In two days the Federal Communications Commission will open bidding on licenses for the wireless spectrum currently occupied by analog television signals. The decisions of companies that win those national licenses will determine the shape of wireless communications in the United States for years to come.
As large corporations calculate how to remake the national wireless communications markets, the federal government must also invest directly in advanced telecommunications infrastructure to build a safe, strong, and resilient United States. Federal investment in wireless broadband is needed to ensure our ability to respond rapidly and effectively to homeland security threats and natural disasters. The failures of communications networks during the 9/11 attacks and in the wake of Hurricane Katrina demonstrate the importance of investing in a robust and redundant infrastructure.
The importance of a national broadband infrastructure is analogous to the national interstate system spearheaded by President Eisenhower. Dubbed the “National Defense Highway System,” the network of roads connecting the entire country promoted national unity and commerce, and supported defense by allowing reliable, rapid transport of military equipment from state to state.
Americans would find it hard to imagine their country without access to the advanced highway system of the 20th century. But in order to meet the demands of catastrophe or defense, all Americans in the 21st century need access to telecommunications services that are continually upgraded, robust, redundant, and able to withstand multiple threats and uses. The federal government must revamp its broadband policy and invest in ubiquitous broadband for the new century.
President Bush suggested in 2004 that the United States should have “universal, affordable access to broadband technology by the year 2007.” Four years later, we have nothing resembling this system. The plan did not founder because of technological failures. Rather, the fact that half the country is not connected to an advanced high-speed communications network is a failure of public policy.
The result of administration neglect, industry intransigence, and the incompetence of a Federal Communications Commission—apparently "captured" by the industry it is supposed to regulate—has left the American people and most policymakers with no clear idea where broadband services are deployed in the United States. There is no credible dispute that the United States has fallen behind Canada and France and Japan and a dozen other industrial countries in broadband deployment.
The policy of relying on “market forces” that the Bush administration claimed for seven years would propel broadband access is irresponsible and insufficient. In my new report from Science Progress, "Ubiquity Requires Redundancy: The Case for Federal Investment in Broadband," I argue that without a robust broadband network connecting urban and rural America, the country is not only less competitive in the global economy, we will be ill-prepared to respond to national security threats and natural disasters.

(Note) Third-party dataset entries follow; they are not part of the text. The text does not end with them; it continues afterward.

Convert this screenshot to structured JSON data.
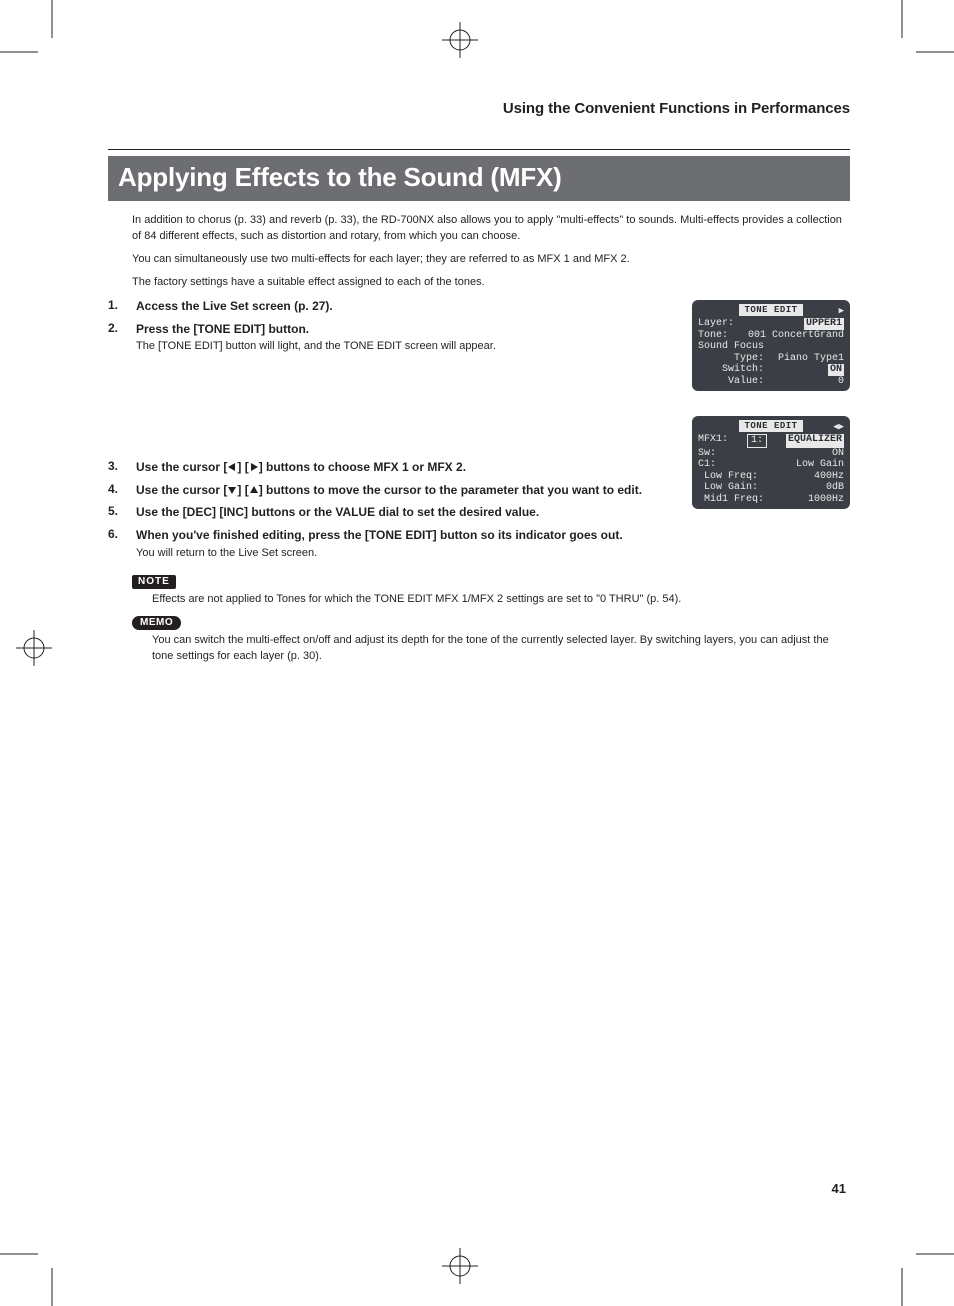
{
  "breadcrumb": "Using the Convenient Functions in Performances",
  "h1": "Applying Effects to the Sound (MFX)",
  "intro": [
    "In addition to chorus (p. 33) and reverb (p. 33), the RD-700NX also allows you to apply \"multi-effects\" to sounds. Multi-effects provides a collection of 84 different effects, such as distortion and rotary, from which you can choose.",
    "You can simultaneously use two multi-effects for each layer; they are referred to as MFX 1 and MFX 2.",
    "The factory settings have a suitable effect assigned to each of the tones."
  ],
  "steps": [
    {
      "n": "1.",
      "t": "Access the Live Set screen (p. 27)."
    },
    {
      "n": "2.",
      "t": "Press the [TONE EDIT] button.",
      "s": "The [TONE EDIT] button will light, and the TONE EDIT screen will appear."
    },
    {
      "n": "3.",
      "pre": "Use the cursor [",
      "mid": "] [",
      "post": "] buttons to choose MFX 1 or MFX 2.",
      "dir": "lr"
    },
    {
      "n": "4.",
      "pre": "Use the cursor [",
      "mid": "] [",
      "post": "] buttons to move the cursor to the parameter that you want to edit.",
      "dir": "du"
    },
    {
      "n": "5.",
      "t": "Use the [DEC] [INC] buttons or the VALUE dial to set the desired value."
    },
    {
      "n": "6.",
      "t": "When you've finished editing, press the [TONE EDIT] button so its indicator goes out.",
      "s": "You will return to the Live Set screen."
    }
  ],
  "note_label": "NOTE",
  "note_text": "Effects are not applied to Tones for which the TONE EDIT MFX 1/MFX 2 settings are set to \"0 THRU\" (p. 54).",
  "memo_label": "MEMO",
  "memo_text": "You can switch the multi-effect on/off and adjust its depth for the tone of the currently selected layer. By switching layers, you can adjust the tone settings for each layer (p. 30).",
  "lcd1": {
    "title": "TONE EDIT",
    "rows": [
      [
        "Layer:",
        "UPPER1"
      ],
      [
        "Tone:",
        "001 ConcertGrand"
      ],
      [
        "Sound Focus",
        ""
      ],
      [
        "      Type:",
        "Piano Type1"
      ],
      [
        "    Switch:",
        "ON"
      ],
      [
        "     Value:",
        "0"
      ]
    ],
    "arrow": "▶"
  },
  "lcd2": {
    "title": "TONE EDIT",
    "rows": [
      [
        "MFX1:",
        "1:",
        "EQUALIZER"
      ],
      [
        "Sw:",
        "",
        "ON"
      ],
      [
        "C1:",
        "",
        "Low Gain"
      ],
      [
        " Low Freq:",
        "",
        "400Hz"
      ],
      [
        " Low Gain:",
        "",
        "0dB"
      ],
      [
        " Mid1 Freq:",
        "",
        "1000Hz"
      ]
    ],
    "arrow": "◀▶"
  },
  "page_num": "41"
}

The goal of federal investment in broadband should be first and foremost to ensure our ability to respond to threats to our homeland security and to natural disasters. Directly connected to this goal is the availability of advanced telecommunications services in our health care and educational systems—the modernization of which is key to our nation’s ability to respond to threats to our national security and public safety immediately and over the coming decades.
Without ubiquitous and redundant broadband our first responders could be crippled by the lack of effective communications in the event of a terrorist attack or natural disaster. Similarly, our educational and health care institutions need to be able to communicate quickly and effectively in case of a pandemic. In addition, the National Institutes of Health and our academic community need to be positioned to conduct research and development on all of the technologies needed to maintain our nation’s national defense and public safety.
In meeting these goals, federal investment should make certain that the U.S. communications infrastructure is continually upgraded, robust, redundant, and able to withstand multiple threats and uses. The public should not be left to rely on any one technology, but rather on multiple technologies—each able to operate with the other, and each able to serve important needs if the other technologies are destroyed or compromised. Market forces will not guarantee this result.